Located along the waterfront of St. Petersburg, I checked out "the top-rated museum in the American South (Michelin Guide) - the new, $36 million Dalí Museum, a 60,000 square-foot state-of-the-art building housing "20,000 sq ft of dedicated gallery space, for viewing the world's most comprehensive collection of oil paintings, drawings, fine prints, photographs, videos and Surreal Objects by Salvador Dalí, the late Spanish surrealist, and one of the most unique personalities and artists in world history."
Once inside the museum, I made my way through the gift shop to the "Rainy Rolls," a 1933 Rolls-Royce Sedanca Limousine, "specially restored and outfitted to recreate Dali's 'Rainy Taxi' from the 1938 International Surrealist Exhibition in Paris.
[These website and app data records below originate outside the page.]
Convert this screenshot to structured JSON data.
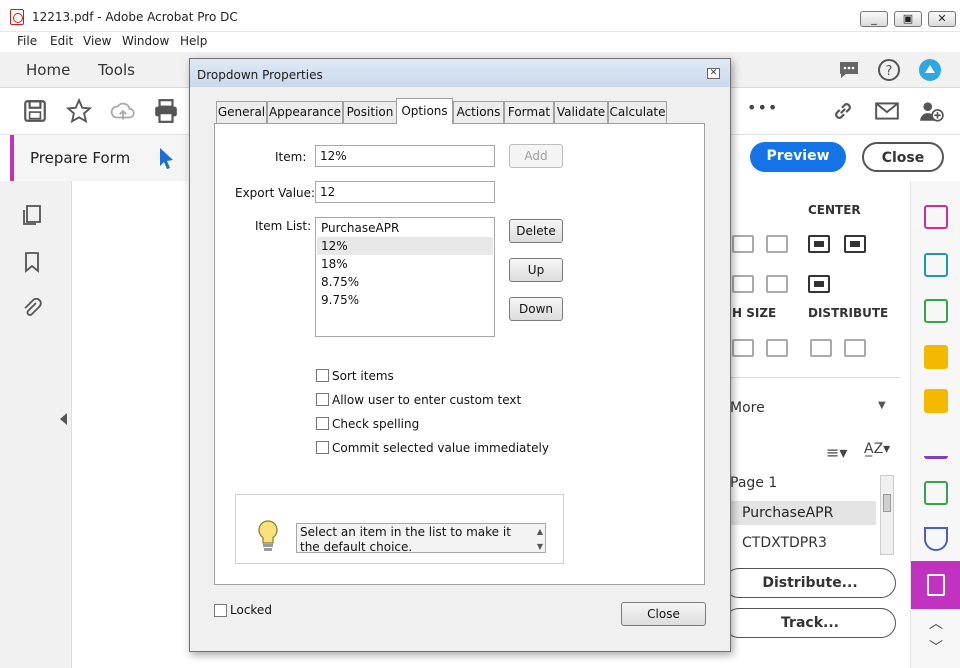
{
  "window": {
    "title": "12213.pdf - Adobe Acrobat Pro DC",
    "controls": {
      "minimize": "▭",
      "restore": "▣",
      "close": "✕"
    }
  },
  "menu": [
    "File",
    "Edit",
    "View",
    "Window",
    "Help"
  ],
  "app_tabs": {
    "home": "Home",
    "tools": "Tools"
  },
  "toolbar": {
    "more": "•••"
  },
  "prepare_form": {
    "label": "Prepare Form"
  },
  "right_panel": {
    "preview": "Preview",
    "close": "Close",
    "center_label": "CENTER",
    "size_label": "H SIZE",
    "distribute_label": "DISTRIBUTE",
    "more_label": "More",
    "page_label": "Page 1",
    "field_1": "PurchaseAPR",
    "field_2": "CTDXTDPR3",
    "distribute_btn": "Distribute...",
    "track_btn": "Track..."
  },
  "dialog": {
    "title": "Dropdown Properties",
    "tabs": [
      "General",
      "Appearance",
      "Position",
      "Options",
      "Actions",
      "Format",
      "Validate",
      "Calculate"
    ],
    "active_tab": "Options",
    "item_label": "Item:",
    "item_value": "12%",
    "add_button": "Add",
    "export_label": "Export Value:",
    "export_value": "12",
    "item_list_label": "Item List:",
    "item_list": [
      "PurchaseAPR",
      "12%",
      "18%",
      "8.75%",
      "9.75%"
    ],
    "selected_index": 1,
    "delete_button": "Delete",
    "up_button": "Up",
    "down_button": "Down",
    "checkboxes": [
      "Sort items",
      "Allow user to enter custom text",
      "Check spelling",
      "Commit selected value immediately"
    ],
    "hint": "Select an item in the list to make it the default choice.",
    "locked_label": "Locked",
    "close_button": "Close"
  },
  "colors": {
    "accent_blue": "#1473e6",
    "prepare_form_purple": "#c132c1",
    "dialog_title_gradient": "#c9d9ec"
  }
}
The car is fully functional, whose mannequin driver, dressed in vintage dive gear, carries a passenger, in this case a mermaid, who is being rained on. (The water is actually coming down between plexiglass panels.) 'It's a metaphysical joke,' explains Dali Museum Director Dr. Hank Hine. 'We take refuge in taxis and cars, we think they're gonna protect us. But you find out the thing that you thought would protect you is the source of all your problems.'"
At the ticketing counter I paid the Thursdays-after-5 $10 admission (over half-price off the regular adult admission price of $21, yay!), received a map/visitor guide and audio headset, and ascended the grand, freestanding spiral staircase, "which reaches nearly the full height of the 75-foot-high atrium; an architectural representation of Dali’s fascination with the helix structure of DNA."
Atop the third floor, which contains the two wings of gallery space, I joined a very informative, 30-minute [FREE!] docent-led group tour, which proved very useful in getting me through Dali's canvas' of holograms and optical illusions, and providing me an understanding of some very bizarre, very involved, TRIPPY dreamlike pieces, such as The Hallucinogenic Toreador (below), wherein Dali "transmits his passion for bullfighting."
After the tour, I browsed the rest of the two wings at my own pace (while trying my best to avoid a loud, rambunctious French kid who received no supervision at all from his useless mother), which took some time, considering 2000 peculiar items, consisting of 96 oil paintings, 125 drawings and watercolors, 2,500 prints and photographs, and 250 objets d’art, not counting a 5,000 book library, which requires a fee and advance reservation. I then, in a backwards fashion, lol, took my place in the intimate 90-seat theater to learn about the imaginative man behind the canvas.
It Was, However, Designed for Children, LOL
Outside, I explored the small, carefully manicured, whimsical "Avante-Garden," which includes a spiral labyrinth ("modeled after the Chartres Cathedral in France," made of seven-foot tall pine fern hedges and footpath composed of crushed coquina shells), a "wishing tree" of ribbons, "a bench that morphs into his 'melting pocket watch' motif (a design reference to Dali’s 1931 painting 'The Persistence of Memory' - certainly the most well known surreal painting on the planet)," and examples of the golden rectangle and spiral ("discovered in ancient times and used by artists throughout the centuries as the most perfect of spatial ratios") imbedded in the pavement.